Chad: Yeah, they sound like whatever you think they sound like.

Subatomic_Party_Girls_01-1If you could put together a festival featuring other bands from comics and movies to support Beryllium Steel who would you choose and why?

Chris: Definitely the Misfits and the Holograms. Mordecai and the Rigbys or The Tenmen would be a good fit, and if we could get Butch Cassidy and the Sundance Kids back together, I think that’d be fun Also, Libby definitely still has a DuJour poster, and I’m pretty sure I have a bootleg somewhere of the girls doing a cover of “Rock ‘n’ Roll Dreams’ll Come Through” by the Gas Station Dogs.

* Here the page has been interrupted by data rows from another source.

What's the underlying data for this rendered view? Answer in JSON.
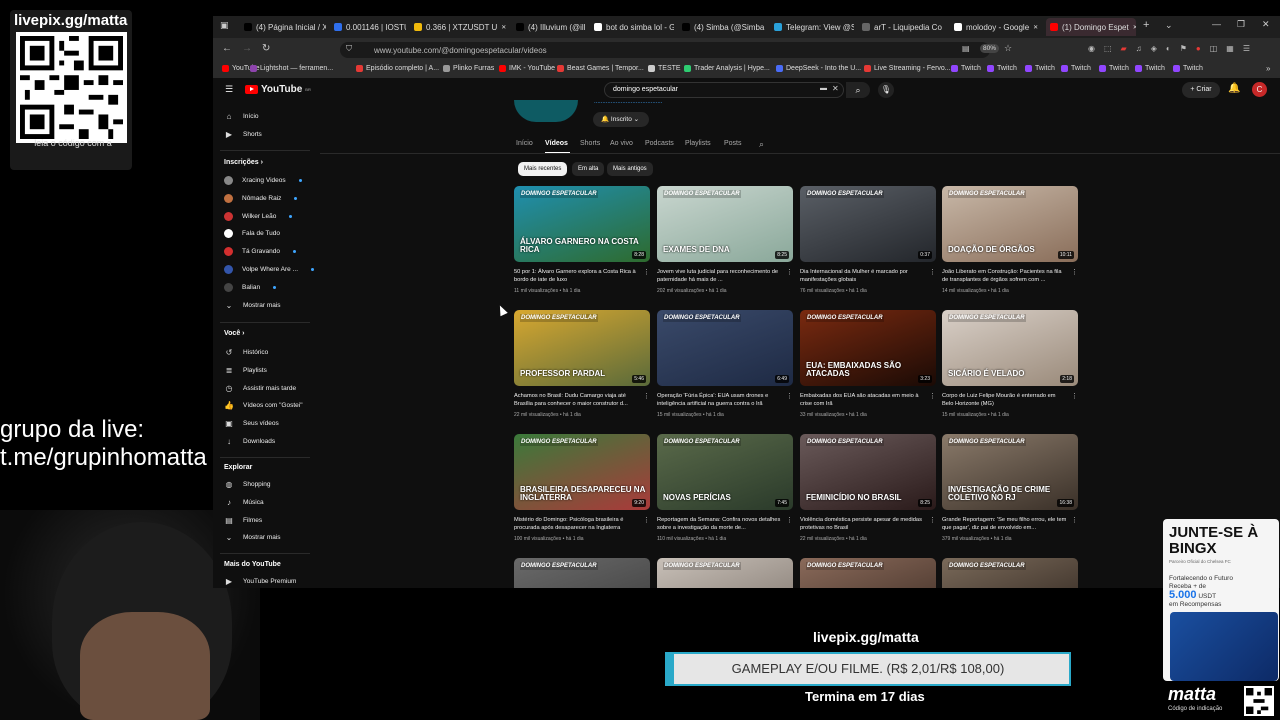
{
  "overlay": {
    "qr_title": "livepix.gg/matta",
    "qr_caption": "leia o código com a",
    "grupo_line1": "grupo da live:",
    "grupo_line2": "t.me/grupinhomatta",
    "livepix_label": "livepix.gg/matta",
    "goal_text": "GAMEPLAY E/OU FILME. (R$ 2,01/R$ 108,00)",
    "goal_progress": 0.0186,
    "ends_text": "Termina em 17 dias",
    "ad": {
      "title": "JUNTE-SE À BINGX",
      "subtitle": "Parceiro Oficial do Chelsea FC",
      "line1": "Fortalecendo o Futuro",
      "line2": "Receba + de",
      "amount": "5.000",
      "unit": "USDT",
      "line3": "em Recompensas"
    },
    "matta_logo": "matta",
    "matta_sub": "Código de indicação"
  },
  "browser": {
    "tabs": [
      {
        "label": "(4) Página Inicial / X",
        "color": "#000000"
      },
      {
        "label": "0.001146 | IOSTUSI",
        "color": "#2f6fed"
      },
      {
        "label": "0.366 | XTZUSDT U",
        "color": "#f0b90b"
      },
      {
        "label": "(4) Illuvium (@illuvi",
        "color": "#000000"
      },
      {
        "label": "bot do simba lol - G",
        "color": "#ffffff"
      },
      {
        "label": "(4) Simba (@Simba",
        "color": "#000000"
      },
      {
        "label": "Telegram: View @Si",
        "color": "#2aa1da"
      },
      {
        "label": "arT - Liquipedia Co",
        "color": "#666666"
      },
      {
        "label": "molodoy - Google",
        "color": "#ffffff"
      },
      {
        "label": "(1) Domingo Espet",
        "color": "#ff0000"
      }
    ],
    "url": "www.youtube.com/@domingoespetacular/videos",
    "zoom": "80%",
    "bookmarks": [
      {
        "label": "YouTube",
        "color": "#ff0000"
      },
      {
        "label": "Lightshot — ferramen...",
        "color": "#8e44ad"
      },
      {
        "label": "Episódio completo | A...",
        "color": "#e53935"
      },
      {
        "label": "Plinko Furras",
        "color": "#999999"
      },
      {
        "label": "IMK - YouTube",
        "color": "#ff0000"
      },
      {
        "label": "Beast Games | Tempor...",
        "color": "#e53935"
      },
      {
        "label": "TESTE",
        "color": "#cccccc"
      },
      {
        "label": "Trader Analysis | Hype...",
        "color": "#2ecc71"
      },
      {
        "label": "DeepSeek - Into the U...",
        "color": "#4a6cf7"
      },
      {
        "label": "Live Streaming - Fervo...",
        "color": "#e53935"
      },
      {
        "label": "Twitch",
        "color": "#9146ff"
      },
      {
        "label": "Twitch",
        "color": "#9146ff"
      },
      {
        "label": "Twitch",
        "color": "#9146ff"
      },
      {
        "label": "Twitch",
        "color": "#9146ff"
      },
      {
        "label": "Twitch",
        "color": "#9146ff"
      },
      {
        "label": "Twitch",
        "color": "#9146ff"
      },
      {
        "label": "Twitch",
        "color": "#9146ff"
      }
    ]
  },
  "youtube": {
    "logo": "YouTube",
    "logo_country": "BR",
    "search_value": "domingo espetacular",
    "criar_label": "+ Criar",
    "avatar_letter": "C",
    "sidebar": {
      "top": [
        {
          "label": "Início",
          "icon": "home-icon",
          "glyph": "⌂"
        },
        {
          "label": "Shorts",
          "icon": "shorts-icon",
          "glyph": "▶"
        }
      ],
      "subs_heading": "Inscrições  ›",
      "subs": [
        {
          "label": "Xracing Videos",
          "color": "#888888",
          "live": true
        },
        {
          "label": "Nômade Raiz",
          "color": "#c07040",
          "live": true
        },
        {
          "label": "Wilker Leão",
          "color": "#cc3333",
          "live": true
        },
        {
          "label": "Fala de Tudo",
          "color": "#ffffff",
          "live": false
        },
        {
          "label": "Tá Gravando",
          "color": "#d32f2f",
          "live": true
        },
        {
          "label": "Volpe Where Are ...",
          "color": "#3355aa",
          "live": true
        },
        {
          "label": "Balian",
          "color": "#444444",
          "live": true
        }
      ],
      "mostrar_mais": "Mostrar mais",
      "voce_heading": "Você  ›",
      "voce": [
        {
          "label": "Histórico",
          "icon": "history-icon",
          "glyph": "↺"
        },
        {
          "label": "Playlists",
          "icon": "playlists-icon",
          "glyph": "≣"
        },
        {
          "label": "Assistir mais tarde",
          "icon": "clock-icon",
          "glyph": "◷"
        },
        {
          "label": "Vídeos com \"Gostei\"",
          "icon": "like-icon",
          "glyph": "👍"
        },
        {
          "label": "Seus vídeos",
          "icon": "your-videos-icon",
          "glyph": "▣"
        },
        {
          "label": "Downloads",
          "icon": "download-icon",
          "glyph": "↓"
        }
      ],
      "explorar_heading": "Explorar",
      "explorar": [
        {
          "label": "Shopping",
          "icon": "shopping-icon",
          "glyph": "◍"
        },
        {
          "label": "Música",
          "icon": "music-icon",
          "glyph": "♪"
        },
        {
          "label": "Filmes",
          "icon": "film-icon",
          "glyph": "▤"
        },
        {
          "label": "Mostrar mais",
          "icon": "chevron-down-icon",
          "glyph": "⌄"
        }
      ],
      "mais_heading": "Mais do YouTube",
      "mais": [
        {
          "label": "YouTube Premium",
          "icon": "premium-icon",
          "glyph": "▶"
        }
      ]
    },
    "channel": {
      "inscrito_label": "Inscrito"
    },
    "channel_tabs": [
      "Início",
      "Vídeos",
      "Shorts",
      "Ao vivo",
      "Podcasts",
      "Playlists",
      "Posts"
    ],
    "active_tab": "Vídeos",
    "chips": [
      "Mais recentes",
      "Em alta",
      "Mais antigos"
    ],
    "brand": "DOMINGO ESPETACULAR",
    "videos": [
      {
        "title": "50 por 1: Álvaro Garnero explora a Costa Rica à bordo de iate de luxo",
        "meta": "11 mil visualizações • há 1 dia",
        "caption": "ÁLVARO GARNERO NA COSTA RICA",
        "duration": "8:28",
        "c1": "#1f8fb0",
        "c2": "#2e6b2e"
      },
      {
        "title": "Jovem vive luta judicial para reconhecimento de paternidade há mais de ...",
        "meta": "202 mil visualizações • há 1 dia",
        "caption": "EXAMES DE DNA",
        "duration": "8:25",
        "c1": "#c9d6cf",
        "c2": "#8aa89a"
      },
      {
        "title": "Dia Internacional da Mulher é marcado por manifestações globais",
        "meta": "76 mil visualizações • há 1 dia",
        "caption": "",
        "duration": "0:37",
        "c1": "#5a5f66",
        "c2": "#23262b"
      },
      {
        "title": "João Liberato em Construção: Pacientes na fila de transplantes de órgãos sofrem com ...",
        "meta": "14 mil visualizações • há 1 dia",
        "caption": "DOAÇÃO DE ÓRGÃOS",
        "duration": "10:11",
        "c1": "#c8b8a8",
        "c2": "#8a6e5a"
      },
      {
        "title": "Achamos no Brasil: Dudu Camargo viaja até Brasília para conhecer o maior construtor d...",
        "meta": "22 mil visualizações • há 1 dia",
        "caption": "PROFESSOR PARDAL",
        "duration": "5:46",
        "c1": "#d8a830",
        "c2": "#5a6a3a"
      },
      {
        "title": "Operação 'Fúria Épica': EUA usam drones e inteligência artificial na guerra contra o Irã",
        "meta": "15 mil visualizações • há 1 dia",
        "caption": "",
        "duration": "6:49",
        "c1": "#3a4a6a",
        "c2": "#1e2a44"
      },
      {
        "title": "Embaixadas dos EUA são atacadas em meio à crise com Irã",
        "meta": "33 mil visualizações • há 1 dia",
        "caption": "EUA: EMBAIXADAS SÃO ATACADAS",
        "duration": "3:23",
        "c1": "#7a2a10",
        "c2": "#1a0a05"
      },
      {
        "title": "Corpo de Luiz Felipe Mourão é enterrado em Belo Horizonte (MG)",
        "meta": "15 mil visualizações • há 1 dia",
        "caption": "SICÁRIO É VELADO",
        "duration": "2:18",
        "c1": "#d9d0c8",
        "c2": "#9a8a7a"
      },
      {
        "title": "Mistério do Domingo: Psicóloga brasileira é procurada após desaparecer na Inglaterra",
        "meta": "100 mil visualizações • há 1 dia",
        "caption": "BRASILEIRA DESAPARECEU NA INGLATERRA",
        "duration": "9:20",
        "c1": "#3a7a3a",
        "c2": "#aa3a3a"
      },
      {
        "title": "Reportagem da Semana: Confira novos detalhes sobre a investigação da morte de...",
        "meta": "110 mil visualizações • há 1 dia",
        "caption": "NOVAS PERÍCIAS",
        "duration": "7:45",
        "c1": "#5a6a4a",
        "c2": "#2a3a2a"
      },
      {
        "title": "Violência doméstica persiste apesar de medidas protetivas no Brasil",
        "meta": "22 mil visualizações • há 1 dia",
        "caption": "FEMINICÍDIO NO BRASIL",
        "duration": "8:25",
        "c1": "#6a5a5a",
        "c2": "#2a1a1a"
      },
      {
        "title": "Grande Reportagem: 'Se meu filho errou, ele tem que pagar', diz pai de envolvido em...",
        "meta": "379 mil visualizações • há 1 dia",
        "caption": "INVESTIGAÇÃO DE CRIME COLETIVO NO RJ",
        "duration": "16:38",
        "c1": "#8a7a6a",
        "c2": "#3a3028"
      },
      {
        "title": "",
        "meta": "",
        "caption": "",
        "duration": "",
        "c1": "#6a6a6a",
        "c2": "#3a3a3a"
      },
      {
        "title": "",
        "meta": "",
        "caption": "",
        "duration": "",
        "c1": "#c8c0b8",
        "c2": "#7a7068"
      },
      {
        "title": "",
        "meta": "",
        "caption": "",
        "duration": "",
        "c1": "#8a6a5a",
        "c2": "#3a2a22"
      },
      {
        "title": "",
        "meta": "",
        "caption": "",
        "duration": "",
        "c1": "#7a6a5a",
        "c2": "#2a201a"
      }
    ]
  }
}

Erica: Well, I’d imagine you would need some much smaller openers first so for that I would have to get Mystik Spiral and maybe The Lone Rangers, you know, to get in the man candy. For the bigger acts they’ll probably want some other female heavy bands and I’m sure they can get Dazzler to and Clash at Demonhead to headline with them. Buckaroo Banzai and the Hong Kong Cavaliers will probably get an invite and then not show up, but Hedwig and the Angry Inch is always there as a backup in case that sort of thing happens.

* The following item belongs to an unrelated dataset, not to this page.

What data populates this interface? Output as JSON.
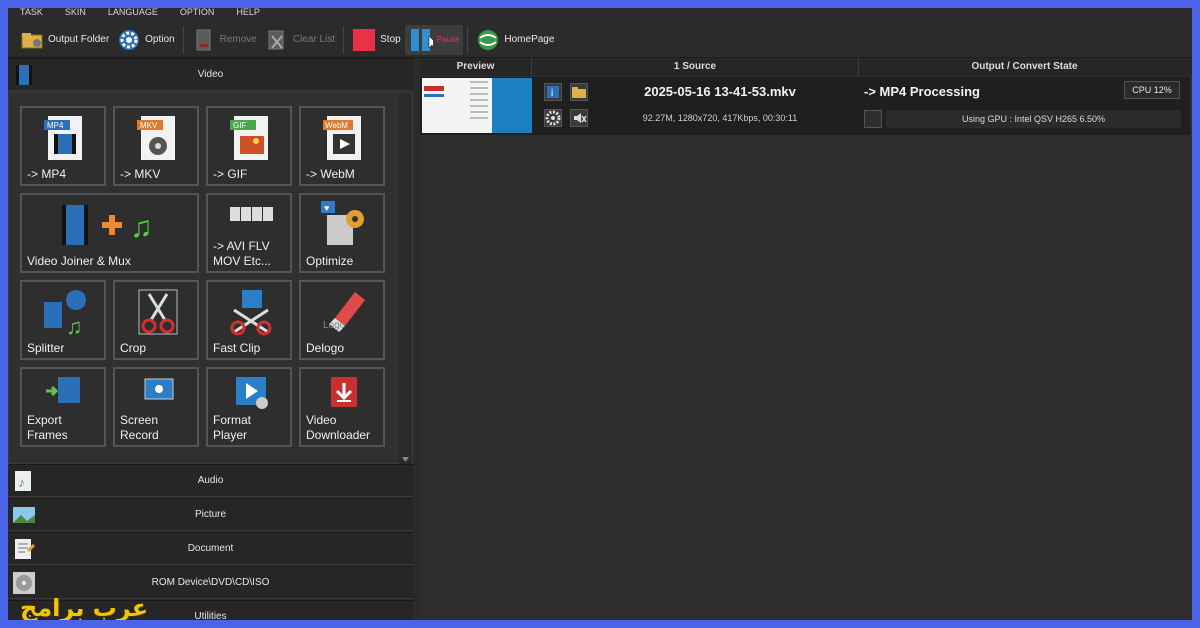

Chad: Darn, Henderson beat me to Buckaroo Banzai! Let’s have Jesse and the Rippers on the South stage, and Eddie and the Cruisers on the North. A late night set by Cold Slither (I hear their front man hates daylight) on the main. We could probably get Sonic Disrupters and Scare Tactics. It’s not like they’re doing much these days. Oh, and one of those tents off to the side with Metamorpho, and the Orb inside the ball of death, and Night Thrasher doing sick skateboard tricks.

Since Beryllium Steel aren’t available, I want Rick Jones and the Nega-Band to close the whole thing out.

Finally, what’s the secret to a good band name?

Erica: Doesn’t everybody walk around with a notebook and write down when someone says an amazing two to three word phrase? That’s how it works right?

Chris: It has to look good on a t-shirt!

Chad: Puns. Definitely puns.

You can get Subatomic Party Girls exclusively via ComiXology for £0.69/$0.99 and for more info on Chris (@theisb), Chad (@ChadBowers) and Erica (@ericafails) by following them on Twitter